As I write this blog entry, I’m waiting for a trial to begin in Khayelitsha, a township outside of Cape Town. This summer, I’m interning with the Women’s Legal Centre, a Cape Town organization that works to promote gender equality in South Africa, and today an attorney and I are monitoring the criminal trial of nine young men who murdered a woman because of her sexual orientation. The case serves as a sobering reminder that large gaps exist between South Africa’s progressive Constitution and the attitudes of many who live here, and emphasizes to me just how important the WLC’s work is.

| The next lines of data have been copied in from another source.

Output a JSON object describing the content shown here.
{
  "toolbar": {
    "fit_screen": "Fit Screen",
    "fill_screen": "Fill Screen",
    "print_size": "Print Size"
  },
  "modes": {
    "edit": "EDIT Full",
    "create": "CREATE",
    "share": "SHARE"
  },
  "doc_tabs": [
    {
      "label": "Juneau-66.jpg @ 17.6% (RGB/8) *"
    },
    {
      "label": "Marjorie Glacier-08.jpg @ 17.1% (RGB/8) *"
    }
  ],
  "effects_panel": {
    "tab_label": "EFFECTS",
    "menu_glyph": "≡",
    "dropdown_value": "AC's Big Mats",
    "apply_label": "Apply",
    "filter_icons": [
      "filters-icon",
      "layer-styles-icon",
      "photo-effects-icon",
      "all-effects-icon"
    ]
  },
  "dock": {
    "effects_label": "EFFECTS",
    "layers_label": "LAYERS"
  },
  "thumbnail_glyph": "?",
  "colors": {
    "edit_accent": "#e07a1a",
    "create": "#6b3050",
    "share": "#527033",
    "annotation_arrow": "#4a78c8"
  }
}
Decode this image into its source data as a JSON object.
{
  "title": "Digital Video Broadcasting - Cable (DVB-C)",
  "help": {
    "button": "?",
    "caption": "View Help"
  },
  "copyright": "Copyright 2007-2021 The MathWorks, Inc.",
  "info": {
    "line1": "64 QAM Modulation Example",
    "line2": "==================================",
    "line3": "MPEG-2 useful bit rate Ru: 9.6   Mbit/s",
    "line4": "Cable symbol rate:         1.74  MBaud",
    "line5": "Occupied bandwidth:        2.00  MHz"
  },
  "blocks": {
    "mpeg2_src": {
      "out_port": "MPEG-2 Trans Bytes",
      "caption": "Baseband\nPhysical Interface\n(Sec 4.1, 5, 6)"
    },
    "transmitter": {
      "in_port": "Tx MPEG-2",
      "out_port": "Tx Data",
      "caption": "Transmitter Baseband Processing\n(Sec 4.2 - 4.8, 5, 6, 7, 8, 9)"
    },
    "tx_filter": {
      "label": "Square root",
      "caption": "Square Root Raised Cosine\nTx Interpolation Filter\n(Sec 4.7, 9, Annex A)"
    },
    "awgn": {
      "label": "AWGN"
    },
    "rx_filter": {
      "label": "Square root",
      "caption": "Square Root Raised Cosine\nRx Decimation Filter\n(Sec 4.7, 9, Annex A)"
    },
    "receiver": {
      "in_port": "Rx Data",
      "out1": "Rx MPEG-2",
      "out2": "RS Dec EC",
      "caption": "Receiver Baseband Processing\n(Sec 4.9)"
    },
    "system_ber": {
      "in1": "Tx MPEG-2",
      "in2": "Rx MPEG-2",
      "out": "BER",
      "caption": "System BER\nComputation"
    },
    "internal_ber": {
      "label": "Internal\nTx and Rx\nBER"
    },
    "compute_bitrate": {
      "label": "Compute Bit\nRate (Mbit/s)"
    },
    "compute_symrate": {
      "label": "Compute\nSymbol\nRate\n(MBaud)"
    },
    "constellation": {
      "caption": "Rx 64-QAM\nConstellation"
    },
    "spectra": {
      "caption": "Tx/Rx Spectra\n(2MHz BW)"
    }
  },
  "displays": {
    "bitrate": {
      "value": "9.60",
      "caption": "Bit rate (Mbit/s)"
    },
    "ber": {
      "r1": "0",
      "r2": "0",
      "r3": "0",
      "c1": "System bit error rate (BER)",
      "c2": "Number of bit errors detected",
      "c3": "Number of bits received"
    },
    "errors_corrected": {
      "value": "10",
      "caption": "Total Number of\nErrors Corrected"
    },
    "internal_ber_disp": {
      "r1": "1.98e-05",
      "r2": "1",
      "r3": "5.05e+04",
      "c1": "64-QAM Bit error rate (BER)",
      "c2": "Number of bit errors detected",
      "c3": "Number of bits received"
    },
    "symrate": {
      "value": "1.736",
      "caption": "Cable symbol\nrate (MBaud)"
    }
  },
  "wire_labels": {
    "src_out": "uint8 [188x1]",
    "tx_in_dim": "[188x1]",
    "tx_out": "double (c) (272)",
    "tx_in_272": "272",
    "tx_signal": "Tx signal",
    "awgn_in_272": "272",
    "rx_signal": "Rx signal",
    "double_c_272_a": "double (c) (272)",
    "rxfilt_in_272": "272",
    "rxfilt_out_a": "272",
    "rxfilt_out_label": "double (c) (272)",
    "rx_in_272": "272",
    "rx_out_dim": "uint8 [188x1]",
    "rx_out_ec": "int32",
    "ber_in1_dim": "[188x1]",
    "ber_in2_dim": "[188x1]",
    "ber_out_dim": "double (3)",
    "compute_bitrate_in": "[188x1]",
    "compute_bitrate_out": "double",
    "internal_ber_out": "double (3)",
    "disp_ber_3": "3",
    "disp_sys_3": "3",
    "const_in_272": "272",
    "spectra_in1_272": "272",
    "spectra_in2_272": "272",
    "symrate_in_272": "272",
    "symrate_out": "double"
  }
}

Court monitoring is just a small part of the WLC’s work, which includes impact litigation, legal aid, advocacy, and outreach. The office is small, friendly, and relaxed, with plenty of staff parties where I’ve gotten to sample South African treats. While the office environment is laid back, WLC attorneys work incredibly hard, and do meaningful work on a wide range of issues, from reproductive rights to sexual offences to women’s rights under customary law. Right now, the WLC is focusing a lot of its energy on combating corrective rape, a practice in which a man attempts to “cure” a lesbian of her sexual orientation by raping her. To address this practice, the WLC is attempting to establish the practice as a hate crime, and to ensure that offenders are prosecuted to the full extent of the law.
I work closely with the three other interns, and we’ve been lucky enough to receive many meaningful, substantive assignments. One of my first assignments was researching arguments through which the state may be held vicariously liable for the actions of police rapists. This assignment allowed me to research tort policy, the South African Constitution, and South Africa’s international obligations. At the moment, I’m working on an outreach strategy to encourage mothers to report paternal incest of their daughters to the police; mothers are often hesitant to report this crime because they are fearful of the economic insecurity that will result from their husband or partner being jailed for his actions. For this project, I’ve gone beyond legal research, examining cultural factors that allow child sexual abuse to continue and policy initiatives that have combated this abuse.
While my work at the WLC has largely been based in the office, last week I attended a march that protested the lack of female condoms in South Africa, and other interns have visited outreach sessions with sex workers in Cape Town. All in all, I’ve been really happy with the work I’ve done at the WLC; not only do I appreciate the mix of legal and policy research, but I truly feel like my work is making a difference here at the WLC.
Outside of work, I’ve tried to experience all I can in Cape Town and around South Africa. Some of the highlights so far have been a Cape Malay cooking class (the traditional Muslim cuisine in Cape Town), a visit to an ostrich farm, and a full moon hike. (Here’s a photo from the hike- Note the WLA shirt!) Coming next: A safari in Kruger National Park, a tour of the winelands, and a visit to the Cape of Good Hope, where the Indian and Atlantic Oceans meet. It’ll be tough to leave this beautiful city in a few weeks, but I’m looking forward to seeing my family and friends and getting in some beach time before the start of EIP.
- Elizabeth Hague, Rising 2L, International Committee Chair